Exercise goal ->
Exactly reproduce the line containing "Parse this screenshot: output" together with every line after it, through the end of the entries, and give nothing more.

Dataset rows describing interfaces ->

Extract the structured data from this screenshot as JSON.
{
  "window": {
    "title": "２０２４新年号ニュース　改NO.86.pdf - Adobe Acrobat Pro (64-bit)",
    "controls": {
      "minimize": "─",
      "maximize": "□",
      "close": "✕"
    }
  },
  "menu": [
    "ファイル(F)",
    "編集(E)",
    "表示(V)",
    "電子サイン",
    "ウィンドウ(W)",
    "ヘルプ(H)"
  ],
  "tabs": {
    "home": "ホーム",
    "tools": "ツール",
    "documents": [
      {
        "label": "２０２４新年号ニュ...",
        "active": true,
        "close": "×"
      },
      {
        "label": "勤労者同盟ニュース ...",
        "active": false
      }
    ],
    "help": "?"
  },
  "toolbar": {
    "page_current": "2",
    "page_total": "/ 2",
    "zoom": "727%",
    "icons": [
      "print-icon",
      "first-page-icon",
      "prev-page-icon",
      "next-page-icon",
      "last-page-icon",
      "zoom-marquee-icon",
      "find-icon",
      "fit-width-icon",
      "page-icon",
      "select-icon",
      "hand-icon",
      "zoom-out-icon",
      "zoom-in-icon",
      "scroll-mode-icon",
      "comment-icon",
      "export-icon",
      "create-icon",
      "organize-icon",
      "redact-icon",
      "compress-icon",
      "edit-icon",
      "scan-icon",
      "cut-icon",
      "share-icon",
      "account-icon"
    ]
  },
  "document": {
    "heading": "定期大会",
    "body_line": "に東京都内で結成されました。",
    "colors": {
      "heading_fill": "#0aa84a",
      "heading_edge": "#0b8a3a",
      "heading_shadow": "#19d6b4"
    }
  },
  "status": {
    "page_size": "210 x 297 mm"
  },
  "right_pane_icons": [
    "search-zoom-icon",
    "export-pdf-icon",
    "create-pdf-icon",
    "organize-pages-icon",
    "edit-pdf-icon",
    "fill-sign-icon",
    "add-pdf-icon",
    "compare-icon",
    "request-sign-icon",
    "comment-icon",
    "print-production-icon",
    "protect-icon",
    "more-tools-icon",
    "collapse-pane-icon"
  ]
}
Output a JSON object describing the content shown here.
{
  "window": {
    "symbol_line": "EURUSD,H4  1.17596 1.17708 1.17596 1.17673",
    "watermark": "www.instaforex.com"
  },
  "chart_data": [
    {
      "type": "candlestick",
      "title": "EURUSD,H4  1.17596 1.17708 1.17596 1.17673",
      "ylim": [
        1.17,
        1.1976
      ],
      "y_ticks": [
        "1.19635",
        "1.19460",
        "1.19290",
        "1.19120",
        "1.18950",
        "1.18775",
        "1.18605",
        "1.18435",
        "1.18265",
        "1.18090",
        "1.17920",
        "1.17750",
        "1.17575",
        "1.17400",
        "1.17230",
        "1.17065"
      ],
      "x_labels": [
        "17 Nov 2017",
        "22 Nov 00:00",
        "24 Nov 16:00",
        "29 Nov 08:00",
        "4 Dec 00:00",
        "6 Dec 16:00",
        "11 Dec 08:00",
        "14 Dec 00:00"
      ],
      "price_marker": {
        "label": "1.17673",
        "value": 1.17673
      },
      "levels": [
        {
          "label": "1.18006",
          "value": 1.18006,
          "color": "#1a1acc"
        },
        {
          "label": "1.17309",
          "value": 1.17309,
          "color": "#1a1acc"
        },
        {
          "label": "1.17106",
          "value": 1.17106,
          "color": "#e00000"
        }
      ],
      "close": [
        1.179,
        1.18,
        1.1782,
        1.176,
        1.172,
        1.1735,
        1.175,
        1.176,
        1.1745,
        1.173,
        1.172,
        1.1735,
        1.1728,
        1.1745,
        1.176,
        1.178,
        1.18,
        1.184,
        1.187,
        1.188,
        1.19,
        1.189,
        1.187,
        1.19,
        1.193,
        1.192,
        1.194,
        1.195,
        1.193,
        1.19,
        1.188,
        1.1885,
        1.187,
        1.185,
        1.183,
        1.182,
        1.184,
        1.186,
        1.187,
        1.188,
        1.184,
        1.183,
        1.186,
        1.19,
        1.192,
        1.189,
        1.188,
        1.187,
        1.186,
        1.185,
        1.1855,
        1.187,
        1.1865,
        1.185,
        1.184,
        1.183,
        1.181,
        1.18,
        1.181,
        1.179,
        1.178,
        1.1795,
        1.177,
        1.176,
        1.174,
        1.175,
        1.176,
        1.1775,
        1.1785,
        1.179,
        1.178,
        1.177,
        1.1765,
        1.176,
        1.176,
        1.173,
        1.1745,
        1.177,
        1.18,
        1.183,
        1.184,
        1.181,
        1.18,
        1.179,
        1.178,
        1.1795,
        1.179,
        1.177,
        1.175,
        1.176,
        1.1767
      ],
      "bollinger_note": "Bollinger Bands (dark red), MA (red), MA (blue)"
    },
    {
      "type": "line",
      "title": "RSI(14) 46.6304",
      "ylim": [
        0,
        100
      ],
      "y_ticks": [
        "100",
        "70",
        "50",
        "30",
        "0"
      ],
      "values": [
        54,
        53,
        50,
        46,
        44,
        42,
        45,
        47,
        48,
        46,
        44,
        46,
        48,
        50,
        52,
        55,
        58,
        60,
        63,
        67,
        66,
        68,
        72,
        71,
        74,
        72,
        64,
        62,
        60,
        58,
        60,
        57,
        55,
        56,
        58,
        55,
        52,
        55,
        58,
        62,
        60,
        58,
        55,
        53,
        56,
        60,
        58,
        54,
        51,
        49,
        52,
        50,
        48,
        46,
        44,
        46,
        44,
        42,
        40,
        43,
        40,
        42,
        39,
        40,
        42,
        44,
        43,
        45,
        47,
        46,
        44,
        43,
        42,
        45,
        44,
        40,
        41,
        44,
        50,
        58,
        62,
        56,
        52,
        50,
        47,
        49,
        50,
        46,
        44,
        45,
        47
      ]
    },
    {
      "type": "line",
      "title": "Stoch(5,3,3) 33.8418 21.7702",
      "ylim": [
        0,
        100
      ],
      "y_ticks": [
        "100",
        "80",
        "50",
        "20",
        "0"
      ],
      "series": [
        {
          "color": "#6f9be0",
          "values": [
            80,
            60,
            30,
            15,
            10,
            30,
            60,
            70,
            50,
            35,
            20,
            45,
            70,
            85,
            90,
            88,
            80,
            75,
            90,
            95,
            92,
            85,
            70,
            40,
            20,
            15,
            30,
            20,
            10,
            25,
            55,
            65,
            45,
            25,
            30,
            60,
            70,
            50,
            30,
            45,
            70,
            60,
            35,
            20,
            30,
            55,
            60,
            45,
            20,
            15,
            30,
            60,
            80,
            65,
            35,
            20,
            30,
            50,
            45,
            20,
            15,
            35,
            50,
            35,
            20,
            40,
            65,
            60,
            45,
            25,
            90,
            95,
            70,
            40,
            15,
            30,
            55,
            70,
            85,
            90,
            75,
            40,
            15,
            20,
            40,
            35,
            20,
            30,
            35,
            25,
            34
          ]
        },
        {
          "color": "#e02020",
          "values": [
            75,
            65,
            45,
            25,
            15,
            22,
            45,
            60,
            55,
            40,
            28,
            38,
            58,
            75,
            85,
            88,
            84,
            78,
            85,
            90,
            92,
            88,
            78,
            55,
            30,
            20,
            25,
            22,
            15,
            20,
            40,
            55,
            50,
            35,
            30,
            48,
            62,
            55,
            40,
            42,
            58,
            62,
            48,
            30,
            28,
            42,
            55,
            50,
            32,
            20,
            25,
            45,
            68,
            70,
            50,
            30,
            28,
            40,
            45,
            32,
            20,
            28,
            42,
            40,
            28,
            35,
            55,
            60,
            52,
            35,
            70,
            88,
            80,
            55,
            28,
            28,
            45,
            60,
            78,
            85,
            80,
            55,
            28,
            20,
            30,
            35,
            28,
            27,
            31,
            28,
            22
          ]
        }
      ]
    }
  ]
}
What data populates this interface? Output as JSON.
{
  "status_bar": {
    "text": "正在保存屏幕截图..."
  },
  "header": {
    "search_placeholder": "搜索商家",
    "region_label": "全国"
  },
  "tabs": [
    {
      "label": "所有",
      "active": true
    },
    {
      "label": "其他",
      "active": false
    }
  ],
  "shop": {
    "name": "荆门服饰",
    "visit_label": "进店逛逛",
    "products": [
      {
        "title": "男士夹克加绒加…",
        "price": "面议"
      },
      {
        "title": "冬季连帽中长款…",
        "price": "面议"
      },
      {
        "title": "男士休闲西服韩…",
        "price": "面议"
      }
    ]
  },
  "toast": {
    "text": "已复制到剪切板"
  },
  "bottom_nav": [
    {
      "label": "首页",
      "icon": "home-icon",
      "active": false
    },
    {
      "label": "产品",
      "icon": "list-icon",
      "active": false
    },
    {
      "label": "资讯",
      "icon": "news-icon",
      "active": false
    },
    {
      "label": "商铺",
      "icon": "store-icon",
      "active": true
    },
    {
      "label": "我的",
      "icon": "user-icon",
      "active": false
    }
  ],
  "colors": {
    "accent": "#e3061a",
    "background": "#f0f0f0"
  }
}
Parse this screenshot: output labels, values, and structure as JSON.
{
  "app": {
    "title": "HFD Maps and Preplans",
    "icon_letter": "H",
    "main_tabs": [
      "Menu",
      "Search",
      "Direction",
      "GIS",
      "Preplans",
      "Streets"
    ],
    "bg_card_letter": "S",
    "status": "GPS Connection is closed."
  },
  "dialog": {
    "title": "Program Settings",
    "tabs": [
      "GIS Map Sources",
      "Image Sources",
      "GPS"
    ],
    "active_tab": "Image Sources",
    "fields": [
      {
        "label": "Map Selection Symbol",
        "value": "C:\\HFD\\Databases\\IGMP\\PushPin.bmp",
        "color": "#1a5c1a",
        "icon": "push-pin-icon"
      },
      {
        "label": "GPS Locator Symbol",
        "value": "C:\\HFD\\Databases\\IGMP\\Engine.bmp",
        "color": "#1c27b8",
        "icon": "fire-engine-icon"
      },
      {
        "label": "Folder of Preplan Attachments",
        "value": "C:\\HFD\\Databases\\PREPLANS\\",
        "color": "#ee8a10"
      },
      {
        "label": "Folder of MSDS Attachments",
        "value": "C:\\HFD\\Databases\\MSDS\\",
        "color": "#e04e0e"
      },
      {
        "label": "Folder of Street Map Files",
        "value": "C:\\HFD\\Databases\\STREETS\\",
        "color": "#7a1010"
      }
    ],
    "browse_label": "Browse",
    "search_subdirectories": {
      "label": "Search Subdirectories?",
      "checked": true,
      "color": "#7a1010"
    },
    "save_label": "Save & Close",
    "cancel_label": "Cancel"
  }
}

Exercise solution ->
Parse this screenshot: output labels, values, and structure as JSON.
{
  "app": {
    "title": "HFD Maps and Preplans",
    "icon_letter": "H",
    "main_tabs": [
      "Menu",
      "Search",
      "Direction",
      "GIS",
      "Preplans",
      "Streets"
    ],
    "bg_card_letter": "S",
    "status": "GPS Connection is closed."
  },
  "dialog": {
    "title": "Program Settings",
    "tabs": [
      "GIS Map Sources",
      "Image Sources",
      "GPS"
    ],
    "active_tab": "Image Sources",
    "fields": [
      {
        "label": "Map Selection Symbol",
        "value": "C:\\HFD\\Databases\\IGMP\\PushPin.bmp",
        "color": "#1a5c1a",
        "icon": "push-pin-icon"
      },
      {
        "label": "GPS Locator Symbol",
        "value": "C:\\HFD\\Databases\\IGMP\\Engine.bmp",
        "color": "#1c27b8",
        "icon": "fire-engine-icon"
      },
      {
        "label": "Folder of Preplan Attachments",
        "value": "C:\\HFD\\Databases\\PREPLANS\\",
        "color": "#ee8a10"
      },
      {
        "label": "Folder of MSDS Attachments",
        "value": "C:\\HFD\\Databases\\MSDS\\",
        "color": "#e04e0e"
      },
      {
        "label": "Folder of Street Map Files",
        "value": "C:\\HFD\\Databases\\STREETS\\",
        "color": "#7a1010"
      }
    ],
    "browse_label": "Browse",
    "search_subdirectories": {
      "label": "Search Subdirectories?",
      "checked": true,
      "color": "#7a1010"
    },
    "save_label": "Save & Close",
    "cancel_label": "Cancel"
  }
}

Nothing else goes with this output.